Four Thousand Weeks: Time Management for Mortals (Oliver Burkeman; 2021) yielded a number of passages for my commonplace book. (The title of this entry is taken from the introduction.) The premise? If we make it to eighty, we live for about four thousand weeks. How will we spend them? This book, writes Burkeman, “is an attempt […] to see if we can’t discover, or recover, some ways of thinking about time that do justice to our real situation: to the outrageous brevity and shimmering possibilities of our four thousand weeks.”
p. 64 In case this needs saying, it isn’t that a diagnosis of terminal illness, or a bereavement, or any other encounter with death is somehow good, or desirable, or “worth it.“ But such experiences, however wholly unwelcome, often appear to leave those who undergo them in a new and more honest relationship with time. The question is whether we might attain at least a little of that same outlook in the absence of the experience of agonizing loss.

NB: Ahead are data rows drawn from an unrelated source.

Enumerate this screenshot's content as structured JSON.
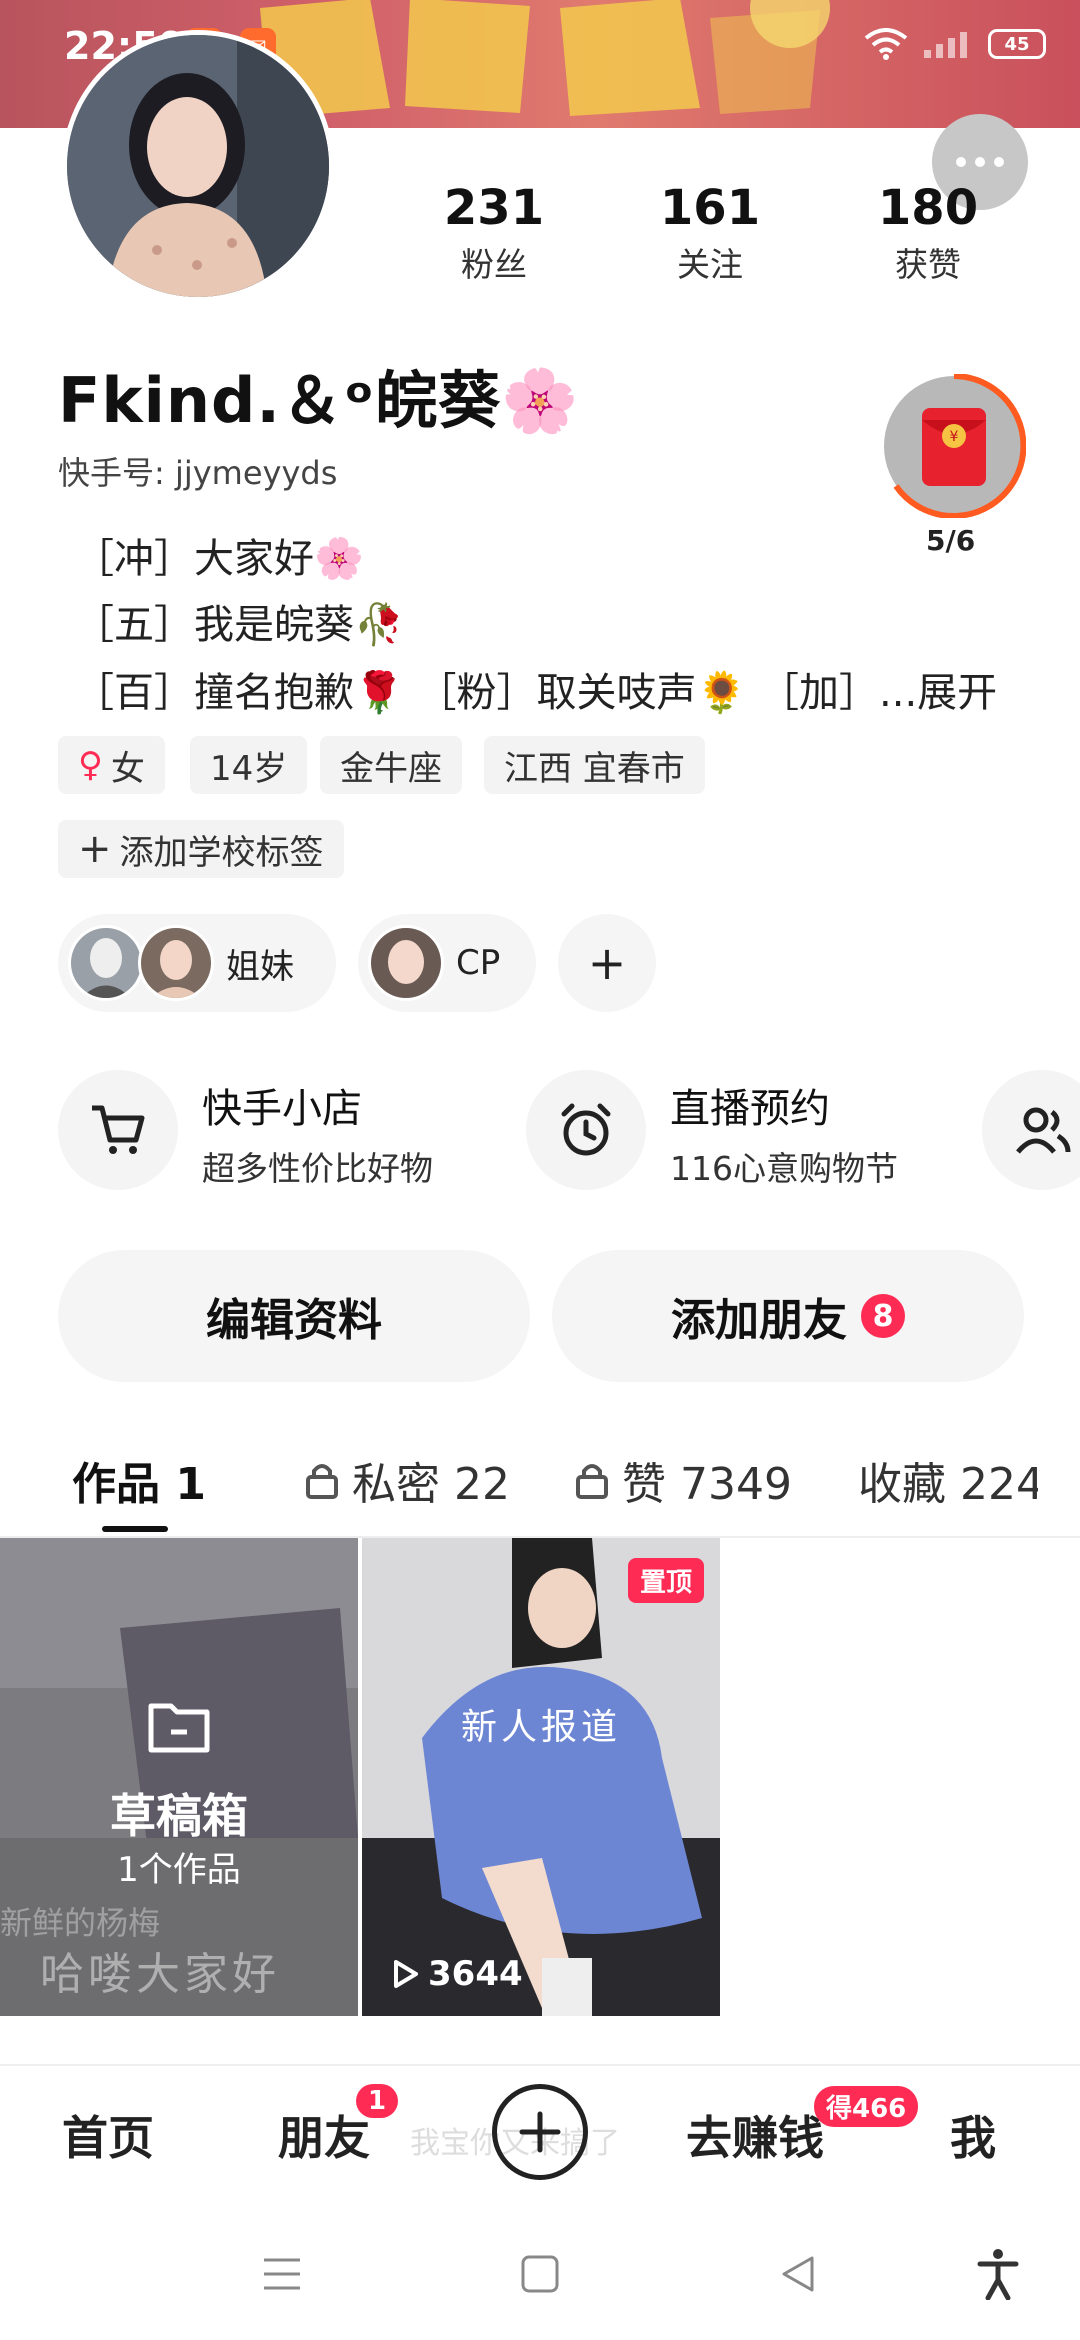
{
  "status_bar": {
    "time": "22:59",
    "battery": "45"
  },
  "profile": {
    "stats": [
      {
        "value": "231",
        "label": "粉丝"
      },
      {
        "value": "161",
        "label": "关注"
      },
      {
        "value": "180",
        "label": "获赞"
      }
    ],
    "name": "Fkind.＆ᵒ皖葵🌸",
    "kuaishou_id": "快手号: jjymeyyds",
    "redpacket_progress": "5/6",
    "bio": [
      "［冲］大家好🌸",
      "［五］我是皖葵🥀",
      "［百］撞名抱歉🌹 ［粉］取关吱声🌻 ［加］...展开"
    ],
    "tags": [
      "女",
      "14岁",
      "金牛座",
      "江西 宜春市"
    ],
    "add_school": "添加学校标签",
    "relations": [
      {
        "label": "姐妹"
      },
      {
        "label": "CP"
      }
    ]
  },
  "services": [
    {
      "title": "快手小店",
      "subtitle": "超多性价比好物"
    },
    {
      "title": "直播预约",
      "subtitle": "116心意购物节"
    }
  ],
  "actions": {
    "edit": "编辑资料",
    "add_friend": "添加朋友",
    "add_friend_badge": "8"
  },
  "tabs": [
    {
      "label": "作品 1"
    },
    {
      "label": "私密 22"
    },
    {
      "label": "赞 7349"
    },
    {
      "label": "收藏 224"
    }
  ],
  "grid": {
    "draft": {
      "title": "草稿箱",
      "count": "1个作品",
      "overlay_text": "哈喽大家好",
      "overlay_text2": "新鲜的杨梅"
    },
    "video": {
      "pin": "置顶",
      "caption": "新人报道",
      "plays": "3644"
    }
  },
  "bottom_nav": {
    "home": "首页",
    "friends": "朋友",
    "friends_badge": "1",
    "earn": "去赚钱",
    "earn_badge": "得466",
    "me": "我",
    "ghost_text": "我宝你又来搞了"
  },
  "colors": {
    "accent": "#fe2c55",
    "banner": "#d0606a"
  }
}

p. 115 The trouble with being so emotionally invested in planning for the future, though, is that while it may occasionally prevent a catastrophe, the rest of the time it tends to exacerbate the very anxiety it was supposed to allay. The obsessive planner, essentially, is demanding certain reassurances from the future — but the future isn’t the sort of thing that can ever provide the reassurance he craves, for the obvious reason that it’s still in the future.
p. 116 [T]his underlying longing to turn the future into something dependable isn’t confined to compulsive planners. It’s present in anyone who worries about anything, whether or not they respond by devising elaborate timetables or hypercautious travel plans. Worry, at its core, is the repetitious experience of a mind attempting to generate a feeling of security about the future, failing, then trying again and again and again — as if the very effort of worrying might somehow help forestall disaster. The fuel behind worry, in other words, is the internal demand to know, in advance, that things will turn out fine….
p. 158 The derision we heap upon the avid stamp collector or train spotter might really be a kind of defense mechanism, to spare us from confronting the possibility that they are truly happy in a way that the rest of us — pursuing our telic lives, ceaselessly in search of future fulfillment — are not.
p. 159 There’s a second sense in which hobbies pose a challenge to our reigning culture of productivity and performance: it’s fine, and perhaps preferable, to be mediocre at them.